Ohio University-led scientists have uncovered fossils of two new species of ancient primates, named Rukwapithecus fleaglei and Nsungwepithecus gunnelli, which they say are the oldest paleontological evidence of split between Old World monkeys and apes.
Both species are new to science, and were collected from a single site in the Rukwa Rift Basin of Tanzania.
Geological analyses of the site indicate that the finds are 25 million years old, significantly older than fossils previously documented for either of two major groups of primates: the group that today includes apes and humans (hominoids), and the group that includes Old World monkeys such as baboons and macaques (cercopithecoids).
Rukwapithecus fleaglei, an early hominoid represented by a mandible preserving several teeth, and Nsungwepithecus gunnelli, an early cercopithecoid represented by a tooth and jaw fragment, lived 34 to 23 million years ago during the Oligocene epoch.
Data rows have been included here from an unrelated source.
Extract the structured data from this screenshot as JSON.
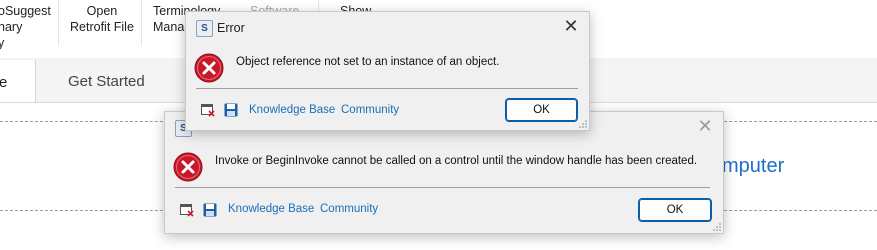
{
  "ribbon": {
    "items": [
      {
        "line1": "oSuggest",
        "line2": "nary",
        "line3": "y"
      },
      {
        "line1": "Open",
        "line2": "Retrofit File"
      },
      {
        "line1": "Terminology",
        "line2": "Mana"
      },
      {
        "line1": "Software",
        "line2": ""
      },
      {
        "line1": "Show",
        "line2": ""
      }
    ]
  },
  "tabs": {
    "active_label": "e",
    "get_started": "Get Started"
  },
  "background_text": "mputer",
  "dialog1": {
    "title": "Error",
    "message": "Object reference not set to an instance of an object.",
    "links": [
      "Knowledge Base",
      "Community"
    ],
    "ok_label": "OK",
    "icon": "error-icon"
  },
  "dialog2": {
    "title": "",
    "message": "Invoke or BeginInvoke cannot be called on a control until the window handle has been created.",
    "links": [
      "Knowledge Base",
      "Community"
    ],
    "ok_label": "OK",
    "icon": "error-icon"
  },
  "app_icon_letter": "S",
  "colors": {
    "accent": "#0b5cad",
    "link": "#1a6fb8",
    "error_red": "#c8192b",
    "dialog_bg": "#f0f0f0"
  }
}
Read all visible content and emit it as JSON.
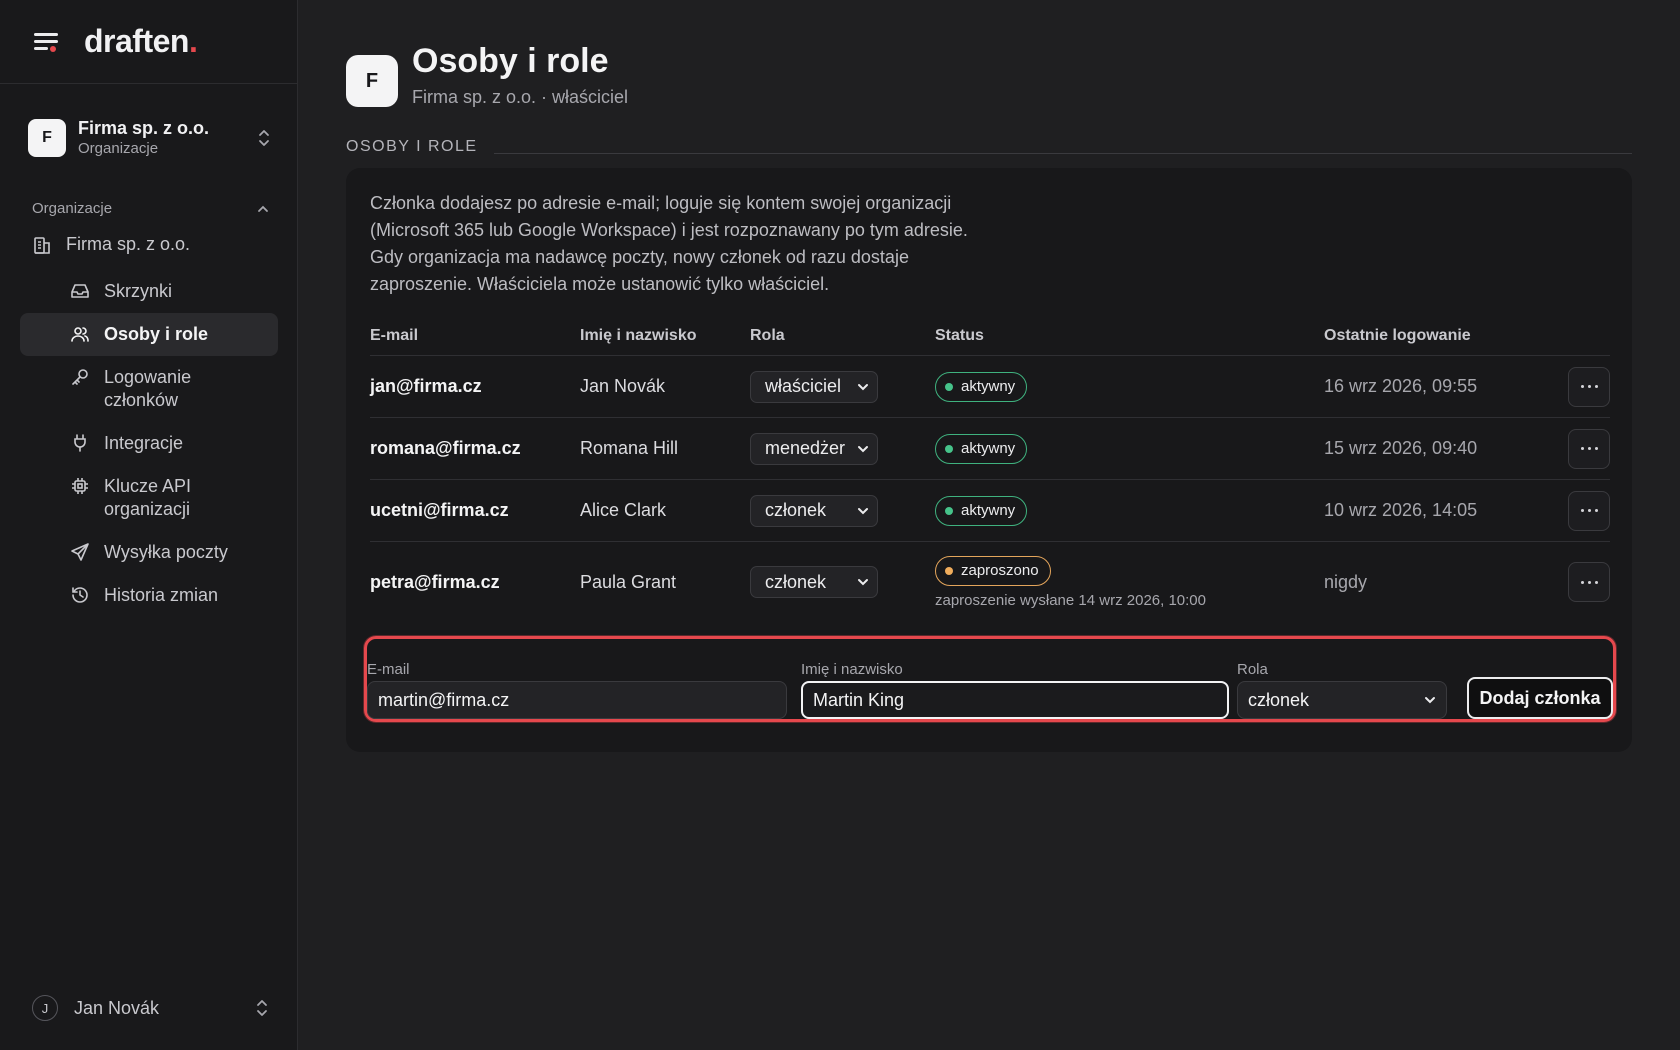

“The late Oligocene is among the least sampled intervals in primate evolutionary history, and the Rukwa field area provides a first glimpse of the animals that were alive at that time from Africa south of the equator,” said Prof Nancy Stevens, lead author of a paper reporting the discovery in the journal Nature.
The study documents for the first time that the two lineages were already evolving separately during this geological period.
Prior to these finds, the oldest fossil representatives of the hominoid and cercopithecoid lineages were recorded from the early Miocene, at sites dating millions of years younger.
“The new discoveries are particularly important for helping to reconcile a long-standing disagreement between divergence time estimates derived from analyses of DNA sequences from living primates and those suggested by the primate fossil record,” Prof Stevens said.
“Studies of clock-like mutations in primate DNA have indicated that the split between apes and Old World monkeys occurred between 30 million and 25 million years ago.”
“Fossils from the Rukwa Rift Basin in southwestern Tanzania provide the first real test of the hypothesis that these groups diverged so early, by revealing a novel glimpse into this late Oligocene terrestrial ecosystem.”
Bibliographic information: Nancy J. Stevens et al. Palaeontological evidence for an Oligocene divergence between Old World monkeys and apes. Nature, published online May 15, 2013; doi: 10.1038/nature12161